    MLB is conducting genetic tests on prospective players and their parents.

    See why the MLB is testing DNA of prospective players and take a look at our list of must-reads that will have you chatting at the lunch counter, over IM or wherever it is that people actually talk these days.

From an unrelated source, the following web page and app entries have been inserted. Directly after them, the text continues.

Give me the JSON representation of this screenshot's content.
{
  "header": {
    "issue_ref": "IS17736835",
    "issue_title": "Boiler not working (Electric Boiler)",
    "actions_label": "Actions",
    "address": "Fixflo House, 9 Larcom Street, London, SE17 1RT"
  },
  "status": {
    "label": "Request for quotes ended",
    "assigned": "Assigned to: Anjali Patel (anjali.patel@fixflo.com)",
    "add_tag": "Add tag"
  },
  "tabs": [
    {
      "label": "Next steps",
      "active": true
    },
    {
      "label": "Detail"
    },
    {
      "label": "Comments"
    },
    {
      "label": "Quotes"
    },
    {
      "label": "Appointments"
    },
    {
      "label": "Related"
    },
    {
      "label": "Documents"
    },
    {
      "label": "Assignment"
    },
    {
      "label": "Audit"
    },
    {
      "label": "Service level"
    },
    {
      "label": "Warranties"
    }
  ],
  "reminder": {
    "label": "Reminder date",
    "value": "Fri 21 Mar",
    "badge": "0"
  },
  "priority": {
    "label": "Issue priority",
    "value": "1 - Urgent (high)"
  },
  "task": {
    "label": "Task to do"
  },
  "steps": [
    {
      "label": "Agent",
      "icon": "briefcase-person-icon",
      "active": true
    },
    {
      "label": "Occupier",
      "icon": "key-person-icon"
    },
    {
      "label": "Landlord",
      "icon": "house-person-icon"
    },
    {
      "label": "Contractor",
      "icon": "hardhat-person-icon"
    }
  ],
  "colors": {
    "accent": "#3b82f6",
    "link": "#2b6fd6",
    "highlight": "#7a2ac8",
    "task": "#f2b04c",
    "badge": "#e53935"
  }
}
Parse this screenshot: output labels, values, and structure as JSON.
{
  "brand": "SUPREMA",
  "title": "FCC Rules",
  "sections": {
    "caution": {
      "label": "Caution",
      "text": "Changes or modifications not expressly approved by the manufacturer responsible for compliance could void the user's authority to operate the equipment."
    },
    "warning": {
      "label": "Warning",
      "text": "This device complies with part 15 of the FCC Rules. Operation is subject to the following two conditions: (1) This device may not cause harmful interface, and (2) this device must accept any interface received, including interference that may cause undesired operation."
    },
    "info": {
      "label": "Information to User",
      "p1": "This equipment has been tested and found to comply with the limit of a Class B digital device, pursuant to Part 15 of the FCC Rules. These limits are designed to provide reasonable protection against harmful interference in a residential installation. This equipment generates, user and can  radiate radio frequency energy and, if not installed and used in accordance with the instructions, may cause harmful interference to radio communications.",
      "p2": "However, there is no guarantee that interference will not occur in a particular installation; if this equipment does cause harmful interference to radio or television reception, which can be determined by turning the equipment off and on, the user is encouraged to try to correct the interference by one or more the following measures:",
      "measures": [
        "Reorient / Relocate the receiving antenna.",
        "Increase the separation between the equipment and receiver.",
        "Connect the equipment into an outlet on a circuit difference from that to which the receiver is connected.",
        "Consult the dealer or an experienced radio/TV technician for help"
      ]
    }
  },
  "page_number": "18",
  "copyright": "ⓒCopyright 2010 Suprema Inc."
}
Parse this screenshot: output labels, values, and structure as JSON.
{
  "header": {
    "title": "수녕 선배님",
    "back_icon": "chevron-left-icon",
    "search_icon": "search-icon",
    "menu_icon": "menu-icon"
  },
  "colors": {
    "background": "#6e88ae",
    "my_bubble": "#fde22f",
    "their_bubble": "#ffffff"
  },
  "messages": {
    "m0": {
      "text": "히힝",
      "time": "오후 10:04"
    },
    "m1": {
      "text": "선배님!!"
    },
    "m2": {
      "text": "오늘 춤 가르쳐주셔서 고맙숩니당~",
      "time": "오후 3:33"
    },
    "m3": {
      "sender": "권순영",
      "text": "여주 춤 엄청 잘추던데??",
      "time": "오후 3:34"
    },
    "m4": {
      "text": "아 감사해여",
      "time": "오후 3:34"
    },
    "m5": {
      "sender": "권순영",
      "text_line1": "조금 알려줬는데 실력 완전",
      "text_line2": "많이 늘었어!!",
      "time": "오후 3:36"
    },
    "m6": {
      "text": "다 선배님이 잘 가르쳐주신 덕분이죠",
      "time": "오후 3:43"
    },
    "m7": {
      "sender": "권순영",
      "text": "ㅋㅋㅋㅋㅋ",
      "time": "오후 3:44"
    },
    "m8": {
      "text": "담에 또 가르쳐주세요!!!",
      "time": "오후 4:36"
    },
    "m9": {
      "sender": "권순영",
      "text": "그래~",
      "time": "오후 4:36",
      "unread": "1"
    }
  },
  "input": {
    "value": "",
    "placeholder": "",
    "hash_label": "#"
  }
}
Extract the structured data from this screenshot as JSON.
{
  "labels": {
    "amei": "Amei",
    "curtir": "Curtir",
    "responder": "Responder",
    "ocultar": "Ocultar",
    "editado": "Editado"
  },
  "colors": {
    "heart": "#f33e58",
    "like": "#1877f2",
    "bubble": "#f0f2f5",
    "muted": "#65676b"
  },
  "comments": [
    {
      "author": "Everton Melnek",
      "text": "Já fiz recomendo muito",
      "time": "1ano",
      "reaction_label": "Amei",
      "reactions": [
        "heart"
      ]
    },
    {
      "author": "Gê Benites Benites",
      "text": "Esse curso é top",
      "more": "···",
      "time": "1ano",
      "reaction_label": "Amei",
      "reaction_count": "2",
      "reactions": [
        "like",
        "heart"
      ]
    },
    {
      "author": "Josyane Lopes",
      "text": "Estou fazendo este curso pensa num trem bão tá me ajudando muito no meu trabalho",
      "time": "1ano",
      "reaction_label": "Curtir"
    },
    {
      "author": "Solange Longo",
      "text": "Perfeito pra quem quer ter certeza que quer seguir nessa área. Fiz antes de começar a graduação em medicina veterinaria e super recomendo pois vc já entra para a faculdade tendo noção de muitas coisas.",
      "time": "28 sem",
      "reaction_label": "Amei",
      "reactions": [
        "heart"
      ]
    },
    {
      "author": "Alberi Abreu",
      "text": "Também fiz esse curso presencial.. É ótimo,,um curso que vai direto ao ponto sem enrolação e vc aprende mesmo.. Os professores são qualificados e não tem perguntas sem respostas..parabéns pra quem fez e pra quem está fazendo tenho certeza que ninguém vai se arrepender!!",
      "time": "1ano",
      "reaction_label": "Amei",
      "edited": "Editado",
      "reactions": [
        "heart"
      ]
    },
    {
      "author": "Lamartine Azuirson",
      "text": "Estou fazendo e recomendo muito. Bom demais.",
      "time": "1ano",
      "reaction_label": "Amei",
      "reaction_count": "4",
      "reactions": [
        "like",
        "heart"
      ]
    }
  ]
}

    • MLB is conducting genetic tests on prospective players and their parents. The organization is using the tests to weed out those who have misrepresented their identity and ages -- and relies on samples taken from the prospective player or his parents to do so when other probing methods prove ineffectual. Some even undergo bone scans.
       
    • "The Wire" creator David Simon urged newspapers to unite and go against federal anti-trust laws so they could collude -- and then blame it on him when the feds show up. Simon issued a rallying cry to the publishers of the The New York Timesand The Washington Postto grow some and implement a subscribers-only policy on the web.
       
    • Italy is host to the first masters program in the world dedicated to international art crime studies. The class focuses on a mosaic of lectures on international organized crime, art history, criminology and museum security and forgery. The country itself has 20,000 art  thefts annually and has the most theft of its kind in the world.   
       
    • Americans may be abandoning luxury goods wholesale -- but they aren't willing to put aside their funnel cakes. County fairs across the country have reported booming business as families, not willing to go on pricey out-of-town trips, are relegated to hanging out at the fair. 
       
    • A dust cloud that weighed nearly one million tons remained nearly intact as it circled the world in just 13 days, scientists said. The cloud was kicked up by a storm in one of China's desert that is roughly the size of France. A n air flow carried it over the clouds and into a fast-flowing air current under the stratosphere, which it began to circle the Earth.